Due to circumstances beyond my control ( namely a laptop that grew legs and walked away in Atlanta last week) this is going to be a short blog.

I want to talk about the Sinus Tarsi because I think it is one of the more interesting landmarks of the foot and ankle.

Here’s a picture showing you the location of the Sinus Tarsi:


Reach down and touch the ankle bone (Fibula) that sticks out on the outside (Lateral aspect) of your foot. Now slide your finger about an inch forward and down and you will feel your finger slide into a little depression. Congratulations, you just found your Sinus Tarsi (from now on known as ST – I’m getting tired of typing that….)

Before we go any further, I should explain that your ST isn’t really a thing. in fact, it is more of a lack of things than an actual structure itself. The anatomical term “Sinus” means some kind of hole or cavity in the body. The term “Tarsi” means pertaining to the tarsal bones. So the ST is just a gap between bones. Which doesn’t sound impressive, but it is actually a really important part of your foot and ankle.

I think of the Sinus Tarsi as the “Barometer” of the foot. If there is anything going wrong in a person’s foot, a quick check of the ST gives me some valuable clues.

Here is a more complete picture of what the ST looks like:

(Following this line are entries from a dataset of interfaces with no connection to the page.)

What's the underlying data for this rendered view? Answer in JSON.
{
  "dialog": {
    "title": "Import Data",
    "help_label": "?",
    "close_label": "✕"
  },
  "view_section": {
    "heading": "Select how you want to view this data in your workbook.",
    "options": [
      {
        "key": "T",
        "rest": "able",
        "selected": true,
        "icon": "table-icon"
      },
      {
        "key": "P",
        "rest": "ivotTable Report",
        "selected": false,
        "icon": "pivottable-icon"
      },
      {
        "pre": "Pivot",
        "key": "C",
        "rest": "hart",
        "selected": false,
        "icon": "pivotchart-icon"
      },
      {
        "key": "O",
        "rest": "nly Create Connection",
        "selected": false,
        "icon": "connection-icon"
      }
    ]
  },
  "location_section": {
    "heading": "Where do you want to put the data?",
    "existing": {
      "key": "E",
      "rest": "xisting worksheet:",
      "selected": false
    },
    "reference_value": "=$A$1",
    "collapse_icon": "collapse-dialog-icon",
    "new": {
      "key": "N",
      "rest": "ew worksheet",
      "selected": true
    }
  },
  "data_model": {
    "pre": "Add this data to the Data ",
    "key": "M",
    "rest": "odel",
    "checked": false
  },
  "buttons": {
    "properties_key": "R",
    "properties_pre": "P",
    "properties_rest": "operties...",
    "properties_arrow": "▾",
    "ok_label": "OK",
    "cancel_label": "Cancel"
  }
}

As you can sort of see from my very low tech picture labeling, the ST falls between three very important bones of the foot: the Fibula, the Calcaneus and the Talus. These three bones slide and glide over each other in order to provide the movements of the ankle. If something is going to go wrong in the foot or ankle, this joint is going to be on the front lines of the battle. The ST also contains a couple of key blood vessels and some ligaments (Anterior Talofibular and Calcaneofibular) that provide stability to the ankle.

When I am evaluating a patient’s foot, I always check their ST right away. I put my thumb in there and push a little. What I am looking for is any pain or swelling. The ST is the perfect place for any small amount of swelling to hide. Someone’s ankle might not look swollen, but if their ST is filled with fluid, their ankle mechanics will be changed and they will have a feeling of stiffness or pain in their ankle. Everyone’s feet are a little different, so I check for swelling in the ST by comparing the sore ankle to the other side.

The ST is almost always swollen after an ankle sprain. But it can also collect fluid if the patient has a chronic foot or ankle issue. For instance, someone who pronates or supinates ( steps on the inside or the outside of their foot) often causes a bit of damage to the surface of their joints with every step. This damage adds up over time and causes a little bit of swelling to accumulate.

A swollen ST is a warning sign. It tells me that there is something wrong and I need to do a little detective work to find out what it is. That swelling will not go away until the issue is cleared up and the injury is healed.

Do you have swelling in your Sinus Tarsi? If so, you need to address the underlying problem. Did you sprain your ankle recently or do you think there is a problem with your foot alignment? Listen to your ST and get it checked out.

Walk well.